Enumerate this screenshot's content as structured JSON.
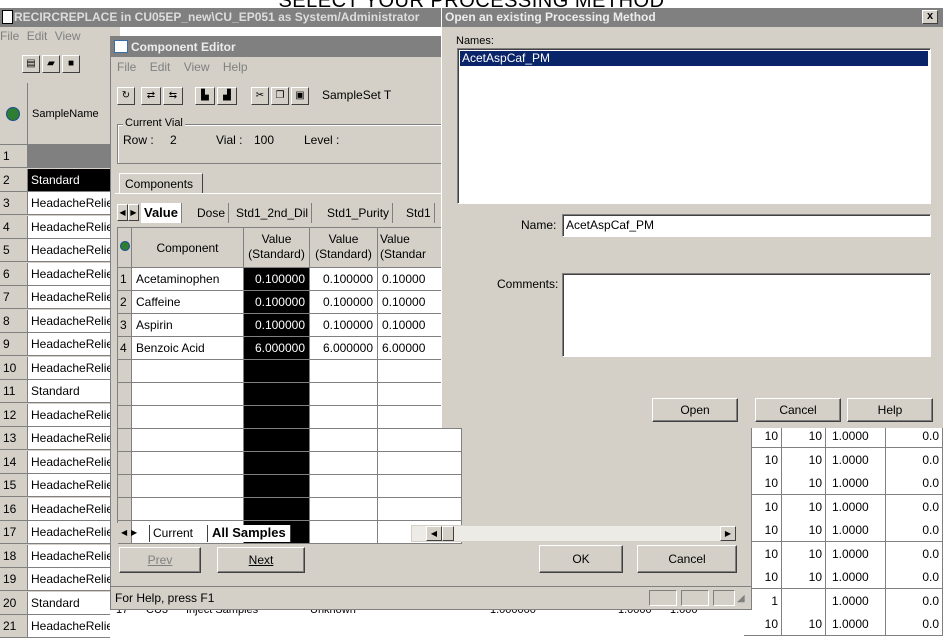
{
  "heading": "SELECT YOUR PROCESSING METHOD",
  "back_window": {
    "title": "RECIRCREPLACE in CU05EP_new\\CU_EP051 as System/Administrator",
    "menu": [
      "File",
      "Edit",
      "View"
    ],
    "grid_header": "SampleName",
    "rows": [
      {
        "n": "1",
        "name": ""
      },
      {
        "n": "2",
        "name": "Standard"
      },
      {
        "n": "3",
        "name": "HeadacheRelieve"
      },
      {
        "n": "4",
        "name": "HeadacheRelieve"
      },
      {
        "n": "5",
        "name": "HeadacheRelieve"
      },
      {
        "n": "6",
        "name": "HeadacheRelieve"
      },
      {
        "n": "7",
        "name": "HeadacheRelieve"
      },
      {
        "n": "8",
        "name": "HeadacheRelieve"
      },
      {
        "n": "9",
        "name": "HeadacheRelieve"
      },
      {
        "n": "10",
        "name": "HeadacheRelieve"
      },
      {
        "n": "11",
        "name": "Standard"
      },
      {
        "n": "12",
        "name": "HeadacheRelieve"
      },
      {
        "n": "13",
        "name": "HeadacheRelieve"
      },
      {
        "n": "14",
        "name": "HeadacheRelieve"
      },
      {
        "n": "15",
        "name": "HeadacheRelieve"
      },
      {
        "n": "16",
        "name": "HeadacheRelieve"
      },
      {
        "n": "17",
        "name": "HeadacheRelieve"
      },
      {
        "n": "18",
        "name": "HeadacheRelieve"
      },
      {
        "n": "19",
        "name": "HeadacheRelieve"
      },
      {
        "n": "20",
        "name": "Standard"
      },
      {
        "n": "21",
        "name": "HeadacheReliever"
      }
    ],
    "right_rows": [
      {
        "a": "10",
        "b": "10",
        "c": "1.0000",
        "d": "0.0"
      },
      {
        "a": "10",
        "b": "10",
        "c": "1.0000",
        "d": "0.0"
      },
      {
        "a": "10",
        "b": "10",
        "c": "1.0000",
        "d": "0.0"
      },
      {
        "a": "10",
        "b": "10",
        "c": "1.0000",
        "d": "0.0"
      },
      {
        "a": "10",
        "b": "10",
        "c": "1.0000",
        "d": "0.0"
      },
      {
        "a": "10",
        "b": "10",
        "c": "1.0000",
        "d": "0.0"
      },
      {
        "a": "10",
        "b": "10",
        "c": "1.0000",
        "d": "0.0"
      },
      {
        "a": "1",
        "b": "",
        "c": "1.0000",
        "d": "0.0"
      },
      {
        "a": "10",
        "b": "10",
        "c": "1.0000",
        "d": "0.0"
      }
    ],
    "row21_cells": [
      "17",
      "CU3",
      "Inject Samples",
      "Unknown",
      "1.000000",
      "1.0000",
      "1.000"
    ]
  },
  "component_editor": {
    "title": "Component Editor",
    "menu": [
      "File",
      "Edit",
      "View",
      "Help"
    ],
    "sampleset_label": "SampleSet T",
    "current_vial": {
      "legend": "Current Vial",
      "row_label": "Row :",
      "row_value": "2",
      "vial_label": "Vial :",
      "vial_value": "100",
      "level_label": "Level :",
      "level_value": ""
    },
    "components_tab": "Components",
    "sub_tabs": [
      "Value",
      "Dose",
      "Std1_2nd_Dil",
      "Std1_Purity",
      "Std1"
    ],
    "columns": [
      "Component",
      "Value (Standard)",
      "Value (Standard)",
      "Value (Standard)"
    ],
    "col_lines": [
      [
        "Value",
        "(Standard)"
      ],
      [
        "Value",
        "(Standard)"
      ],
      [
        "Value",
        "(Standar"
      ]
    ],
    "rows": [
      {
        "n": "1",
        "name": "Acetaminophen",
        "v1": "0.100000",
        "v2": "0.100000",
        "v3": "0.10000"
      },
      {
        "n": "2",
        "name": "Caffeine",
        "v1": "0.100000",
        "v2": "0.100000",
        "v3": "0.10000"
      },
      {
        "n": "3",
        "name": "Aspirin",
        "v1": "0.100000",
        "v2": "0.100000",
        "v3": "0.10000"
      },
      {
        "n": "4",
        "name": "Benzoic Acid",
        "v1": "6.000000",
        "v2": "6.000000",
        "v3": "6.00000"
      }
    ],
    "bottom_tabs": [
      "Current",
      "All Samples"
    ],
    "prev_label": "Prev",
    "next_label": "Next",
    "ok_label": "OK",
    "cancel_label": "Cancel",
    "status": "For Help, press F1"
  },
  "open_dialog": {
    "title": "Open an existing Processing Method",
    "names_label": "Names:",
    "names": [
      "AcetAspCaf_PM"
    ],
    "name_label": "Name:",
    "name_value": "AcetAspCaf_PM",
    "comments_label": "Comments:",
    "comments_value": "",
    "open_label": "Open",
    "cancel_label": "Cancel",
    "help_label": "Help",
    "close_glyph": "x"
  }
}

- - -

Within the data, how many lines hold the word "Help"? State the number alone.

3